"Finally, a hilarious, delusional, and weirdly inspirational explanation for the most deliciously awful movie ever made."
"A surprising, hilarious and compelling account of the making of the modern Plan 9 from Outer Space."
"The Disaster Artist has to be one of the funniest, most deliciously twisted tales I have ever read. This extraordinary book is many things: a guide on how to succeed, sort of, in Hollywood; a life lesson in the virtues of deaf, dumb, and blind persistence; a very surreal variation on the archetypal American story of the immigrant dream. But at its heart lies the story of a deep and abiding friendship that survives against all odds, and the insanely bizarre film that stands as proof."
"A great portrayal of hopefuls coming to Los Angeles to pursue their ambitions, and an even greater examination of what it means to be a creative person with a dream and trying to make it come true.
"Possibly the most important piece of literature ever printed."
"One of the worst movies of all time has spawned one of the most entertaining books I've read in years. It's a happy ending worthy of Hollywood."
""The Disaster Artist" is not only the terrifically engaging tale of a bad Hollywood movie, it's one of the most honest books about friendship I've read in years."
"Reading this downright thrilling book is a lot like watching Tim Burton's Ed Wood: it's sometimes infuriating, often excruciating, usually very funny, and occasionally horribly uncomfortable, but it's also impossible to look away from... The Room has become a cult fave, and this book goes a long way toward explaining how and why."
"Funny, engaging....An improbably resonant tale of warped creativity and friendship."
"Even if you haven't seen Tommy Wiseau's cult film phenomenon, The Room, it would be a mistake to not pick up The Disaster Artist: My Life Inside The Room, the Greatest Bad Movie Ever Made. "
"Hilarious... the stories behind the making of The Room are even more bizarre than one might expect; truly, like the film itself, they must be seen to be believed."
"By the end, it seems somehow fitting that Wiseau's enormous, unfulfilled ambition to make a great film has resulted instead in such a terrific book."

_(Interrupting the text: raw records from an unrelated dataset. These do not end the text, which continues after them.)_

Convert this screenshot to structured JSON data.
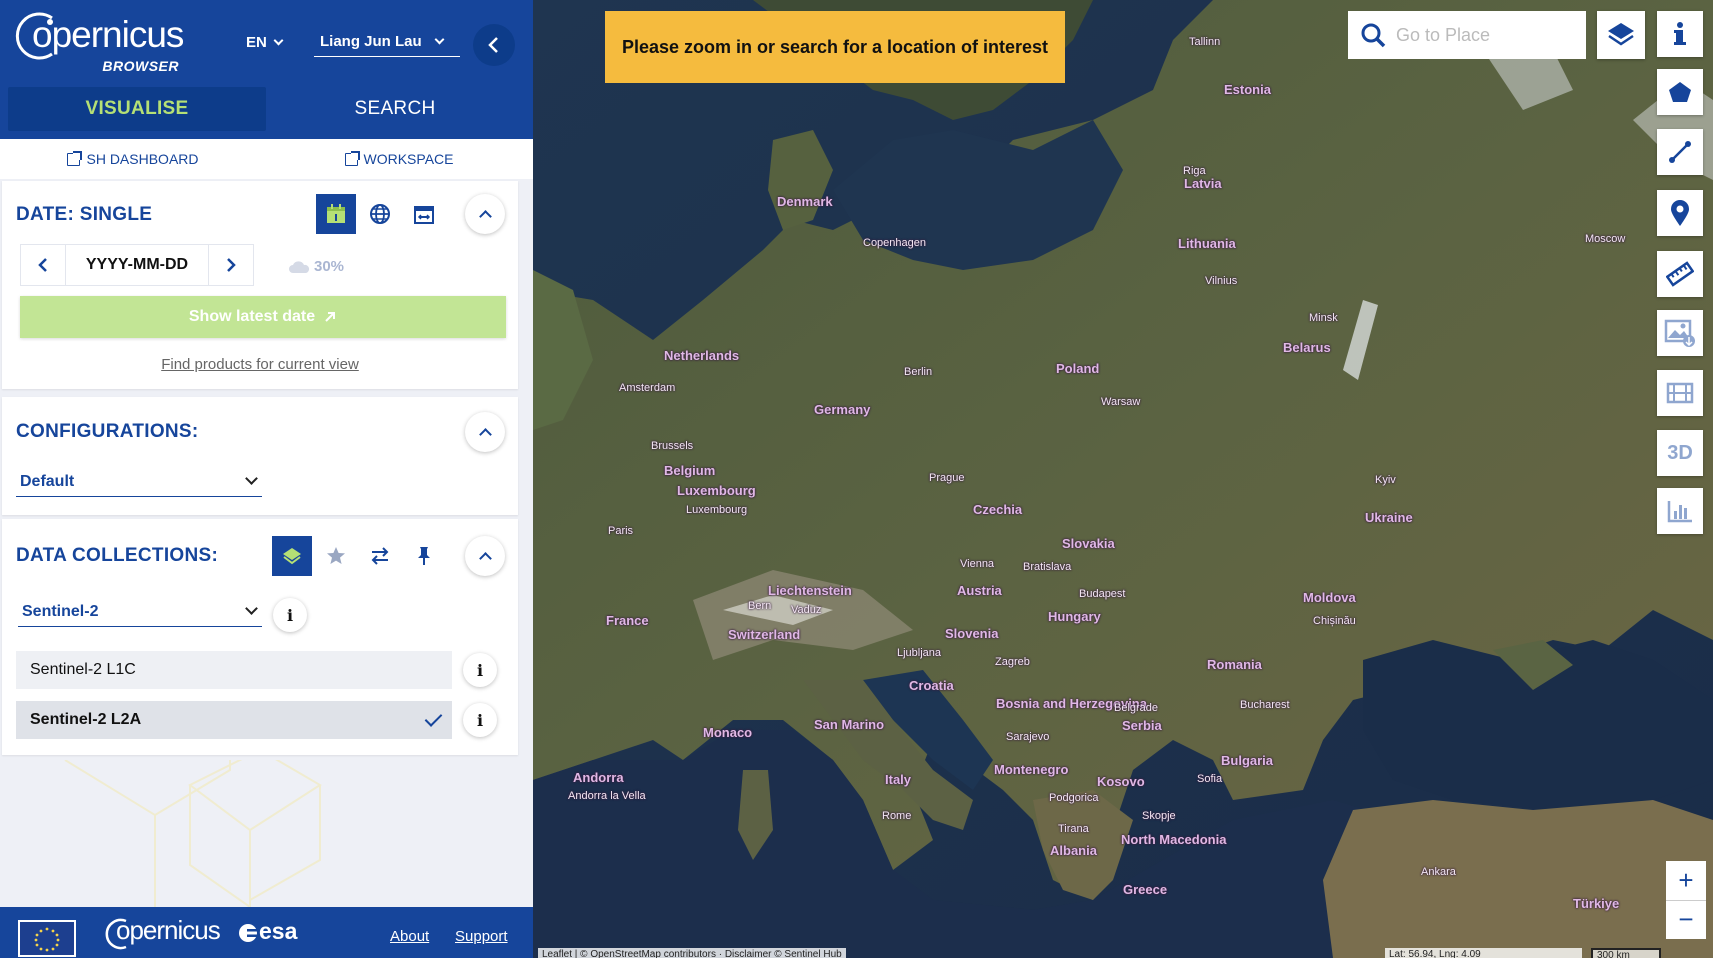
{
  "app": {
    "logo_word": "opernicus",
    "logo_c": "C",
    "logo_sub": "BROWSER",
    "language": "EN",
    "user": "Liang Jun Lau"
  },
  "tabs": [
    "VISUALISE",
    "SEARCH"
  ],
  "links": {
    "dashboard": "SH DASHBOARD",
    "workspace": "WORKSPACE"
  },
  "date_panel": {
    "title": "DATE: SINGLE",
    "date_value": "YYYY-MM-DD",
    "cloud_coverage": "30%",
    "latest_button": "Show latest date",
    "find_link": "Find products for current view"
  },
  "config_panel": {
    "title": "CONFIGURATIONS:",
    "selected": "Default"
  },
  "data_panel": {
    "title": "DATA COLLECTIONS:",
    "selected": "Sentinel-2",
    "items": [
      {
        "label": "Sentinel-2 L1C",
        "selected": false
      },
      {
        "label": "Sentinel-2 L2A",
        "selected": true
      }
    ]
  },
  "footer": {
    "copernicus": "opernicus",
    "copernicus_c": "C",
    "esa": "esa",
    "about": "About",
    "support": "Support"
  },
  "map": {
    "banner": "Please zoom in or search for a location of interest",
    "search_placeholder": "Go to Place",
    "tools": [
      "info-icon",
      "polygon-icon",
      "line-icon",
      "pin-icon",
      "ruler-icon",
      "image-download-icon",
      "timelapse-icon",
      "3d-icon",
      "histogram-icon"
    ],
    "tool_3d_label": "3D",
    "zoom_in": "+",
    "zoom_out": "−",
    "attribution": "Leaflet | © OpenStreetMap contributors · Disclaimer © Sentinel Hub",
    "coordinates": "Lat: 56.94, Lng: 4.09",
    "scale": "300 km",
    "countries": [
      "Estonia",
      "Latvia",
      "Lithuania",
      "Denmark",
      "Belarus",
      "Netherlands",
      "Poland",
      "Germany",
      "Belgium",
      "Luxembourg",
      "Czechia",
      "Ukraine",
      "Slovakia",
      "Liechtenstein",
      "Austria",
      "Moldova",
      "France",
      "Switzerland",
      "Hungary",
      "Slovenia",
      "Croatia",
      "Romania",
      "Bosnia and Herzegovina",
      "Serbia",
      "Monaco",
      "San Marino",
      "Bulgaria",
      "Montenegro",
      "Kosovo",
      "Andorra",
      "Italy",
      "North Macedonia",
      "Albania",
      "Greece",
      "Türkiye"
    ],
    "cities": [
      "Tallinn",
      "Riga",
      "Copenhagen",
      "Vilnius",
      "Minsk",
      "Moscow",
      "Amsterdam",
      "Berlin",
      "Warsaw",
      "Brussels",
      "Prague",
      "Luxembourg",
      "Kyiv",
      "Paris",
      "Vienna",
      "Bratislava",
      "Budapest",
      "Bern",
      "Vaduz",
      "Chișinău",
      "Ljubljana",
      "Zagreb",
      "Belgrade",
      "Bucharest",
      "Sarajevo",
      "Sofia",
      "Podgorica",
      "Skopje",
      "Tirana",
      "Andorra la Vella",
      "Rome",
      "Ankara"
    ]
  },
  "colors": {
    "brand_blue": "#16459b",
    "accent_green": "#b5e075",
    "banner_yellow": "#f5bb3e"
  }
}
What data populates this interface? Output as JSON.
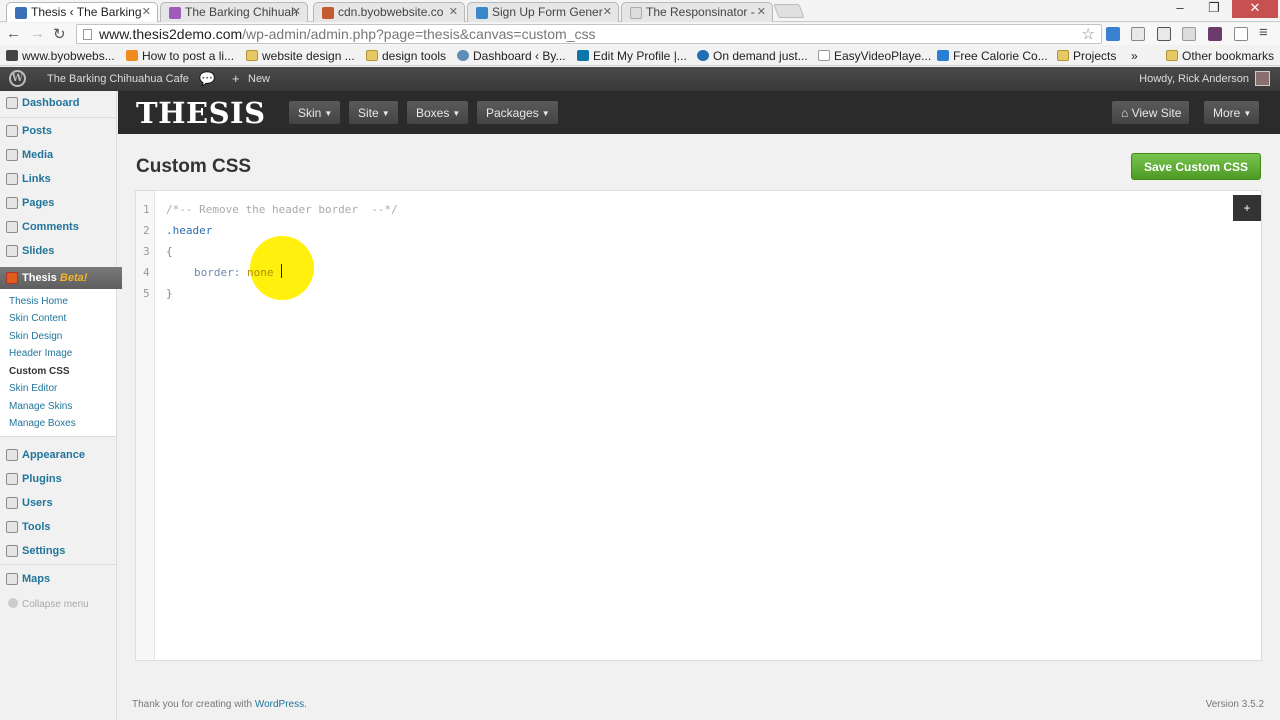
{
  "browser": {
    "tabs": [
      {
        "title": "Thesis ‹ The Barking",
        "active": true
      },
      {
        "title": "The Barking Chihuah",
        "active": false
      },
      {
        "title": "cdn.byobwebsite.co",
        "active": false
      },
      {
        "title": "Sign Up Form Gener",
        "active": false
      },
      {
        "title": "The Responsinator -",
        "active": false
      }
    ],
    "url_host": "www.thesis2demo.com",
    "url_path": "/wp-admin/admin.php?page=thesis&canvas=custom_css",
    "bookmarks": [
      "www.byobwebs...",
      "How to post a li...",
      "website design ...",
      "design tools",
      "Dashboard ‹ By...",
      "Edit My Profile |...",
      "On demand just...",
      "EasyVideoPlaye...",
      "Free Calorie Co...",
      "Projects"
    ],
    "bookmarks_more": "»",
    "other_bookmarks": "Other bookmarks"
  },
  "adminbar": {
    "site_name": "The Barking Chihuahua Cafe",
    "new_label": "New",
    "howdy": "Howdy, Rick Anderson"
  },
  "sidebar": {
    "items_top": [
      "Dashboard",
      "Posts",
      "Media",
      "Links",
      "Pages",
      "Comments",
      "Slides"
    ],
    "thesis_label": "Thesis",
    "thesis_badge": "Beta!",
    "submenu": [
      "Thesis Home",
      "Skin Content",
      "Skin Design",
      "Header Image",
      "Custom CSS",
      "Skin Editor",
      "Manage Skins",
      "Manage Boxes"
    ],
    "submenu_current": "Custom CSS",
    "items_bottom": [
      "Appearance",
      "Plugins",
      "Users",
      "Tools",
      "Settings"
    ],
    "maps": "Maps",
    "collapse": "Collapse menu"
  },
  "thesis": {
    "logo": "THESIS",
    "menu": [
      "Skin",
      "Site",
      "Boxes",
      "Packages"
    ],
    "view_site": "View Site",
    "more": "More"
  },
  "page": {
    "title": "Custom CSS",
    "save_button": "Save Custom CSS",
    "expand_button": "+"
  },
  "editor": {
    "line_numbers": [
      "1",
      "2",
      "3",
      "4",
      "5"
    ],
    "line1": "/*-- Remove the header border  --*/",
    "line2": ".header",
    "line3": "{",
    "line4_prop": "border:",
    "line4_val": "none",
    "line5": "}"
  },
  "footer": {
    "thanks_prefix": "Thank you for creating with ",
    "thanks_link": "WordPress",
    "thanks_suffix": ".",
    "version": "Version 3.5.2"
  },
  "colors": {
    "thesis_bar": "#2b2b2b",
    "save_green": "#5aa832",
    "link_blue": "#21759b",
    "cursor_highlight": "#fff000"
  }
}
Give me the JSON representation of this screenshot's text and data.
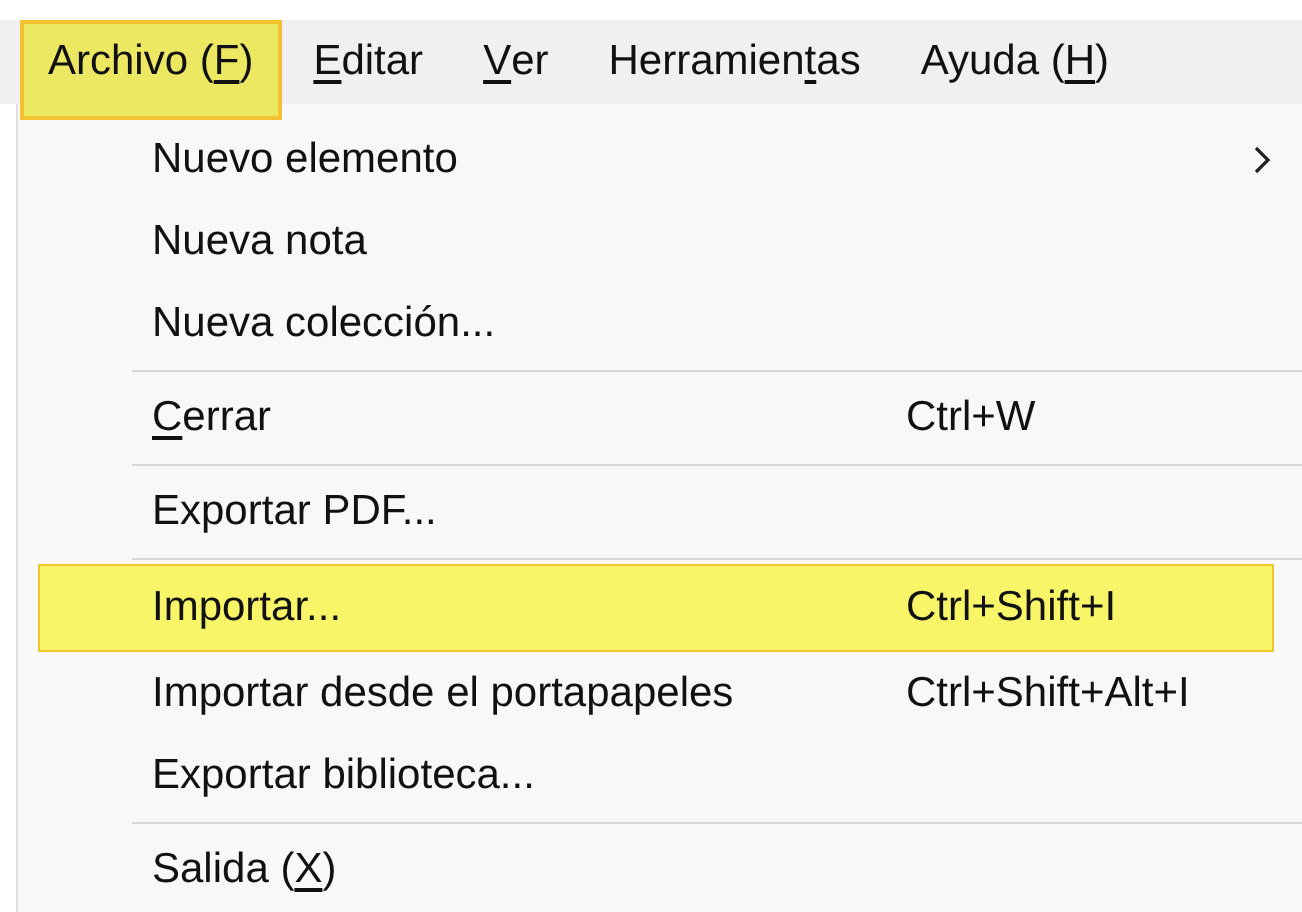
{
  "menubar": [
    {
      "label": [
        {
          "text": "Archivo (",
          "underlined": false
        },
        {
          "text": "F",
          "underlined": true
        },
        {
          "text": ")",
          "underlined": false
        }
      ],
      "selected": true
    },
    {
      "label": [
        {
          "text": "E",
          "underlined": true
        },
        {
          "text": "ditar",
          "underlined": false
        }
      ],
      "selected": false
    },
    {
      "label": [
        {
          "text": "V",
          "underlined": true
        },
        {
          "text": "er",
          "underlined": false
        }
      ],
      "selected": false
    },
    {
      "label": [
        {
          "text": "Herramien",
          "underlined": false
        },
        {
          "text": "t",
          "underlined": true
        },
        {
          "text": "as",
          "underlined": false
        }
      ],
      "selected": false
    },
    {
      "label": [
        {
          "text": "Ayuda (",
          "underlined": false
        },
        {
          "text": "H",
          "underlined": true
        },
        {
          "text": ")",
          "underlined": false
        }
      ],
      "selected": false
    }
  ],
  "menu": [
    {
      "kind": "item",
      "label": [
        {
          "text": "Nuevo elemento",
          "underlined": false
        }
      ],
      "submenu": true,
      "selected": false
    },
    {
      "kind": "item",
      "label": [
        {
          "text": "Nueva nota",
          "underlined": false
        }
      ],
      "selected": false
    },
    {
      "kind": "item",
      "label": [
        {
          "text": "Nueva colección...",
          "underlined": false
        }
      ],
      "selected": false
    },
    {
      "kind": "separator"
    },
    {
      "kind": "item",
      "label": [
        {
          "text": "C",
          "underlined": true
        },
        {
          "text": "errar",
          "underlined": false
        }
      ],
      "shortcut": "Ctrl+W",
      "selected": false
    },
    {
      "kind": "separator"
    },
    {
      "kind": "item",
      "label": [
        {
          "text": "Exportar PDF...",
          "underlined": false
        }
      ],
      "selected": false
    },
    {
      "kind": "separator"
    },
    {
      "kind": "item",
      "label": [
        {
          "text": "Importar...",
          "underlined": false
        }
      ],
      "shortcut": "Ctrl+Shift+I",
      "selected": true
    },
    {
      "kind": "item",
      "label": [
        {
          "text": "Importar desde el portapapeles",
          "underlined": false
        }
      ],
      "shortcut": "Ctrl+Shift+Alt+I",
      "selected": false
    },
    {
      "kind": "item",
      "label": [
        {
          "text": "Exportar biblioteca...",
          "underlined": false
        }
      ],
      "selected": false
    },
    {
      "kind": "separator"
    },
    {
      "kind": "item",
      "label": [
        {
          "text": "Salida (",
          "underlined": false
        },
        {
          "text": "X",
          "underlined": true
        },
        {
          "text": ")",
          "underlined": false
        }
      ],
      "selected": false
    }
  ]
}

"The Disaster Artist doesn't just answer the question: How do awful cult movies get made? It also reminds us how confusing, hilarious, and wonderful it is to be in your 20s, and why you're glad you don't have to do it twice. It's like a wonderfully weird mash-up of a contemporary Candide and Sunset Boulevard."
The hilarious and inspiring story of how a mysterious misfit got past every roadblock in the Hollywood system to achieve success on his own terms: a $6 million cinematic catastrophe called The Room.
Nineteen-year-old Greg Sestero met Tommy Wiseau at an acting school in San Francisco. Wiseau’s scenes were rivetingly wrong, yet Sestero, hypnotized by such uninhibited acting, thought, “I have to do a scene with this guy.” That impulse changed both of their lives. Wiseau seemed never to have read the rule book on interpersonal relationships (or the instructions on a bottle of black hair dye), yet he generously offered to put the aspiring actor up in his LA apartment. Sestero’s nascent acting career first sizzled, then fizzled, resulting in Wiseau’s last-second offer to Sestero of costarring with him in The Room, a movie Wiseau wrote and planned to finance, produce, and direct—in the parking lot of a Hollywood equipment-rental shop.
Wiseau spent $6 million of his own money on his film, but despite the efforts of the disbelieving (and frequently fired) crew and embarrassed (and frequently fired) actors, the movie made no sense.
Nevertheless Wiseau rented a Hollywood billboard featuring his alarming headshot and staged a red carpet premiere. The Room made $1800 at the box office and closed after two weeks. One reviewer said that watching The Room was like “getting stabbed in the head.”
The Disaster Artist is Greg Sestero’s laugh-out-loud funny account of how Tommy Wiseau defied every law of artistry, business, and friendship to make “the Citizen Kane of bad movies” (Entertainment Weekly), which is now an international phenomenon, with Wiseau himself beloved as an oddball celebrity. The Disaster Artist is an inspiring tour de force that reads like a page-turning novel, an open-hearted portrait of an enigmatic man who will improbably capture your heart.
Audiobook read by
author Greg Sestero
in the UK
Greg Sestero is an actor, producer, and writer. He was born in Walnut Creek, California and raised between the San Francisco Bay Area and Europe. He is fluent in both French and English.
At the age of 17, Greg began his career in entertainment by modeling in Milan for such designers as Valentino and Armani. Upon returning to California, Greg went onto pursue acting and appeared in several films and television shows before co-starring in the international cult phenomenon The Room. Greg's many passions include film, sports, nutrition, animals, and traveling . This is his first book. Greg now resides in Los Angeles.
Tom Bissell is the author of several books and a winner of the Rome Prize and a Guggenheim Fellowship. He writes frequently for Harper’s and The New Yorker.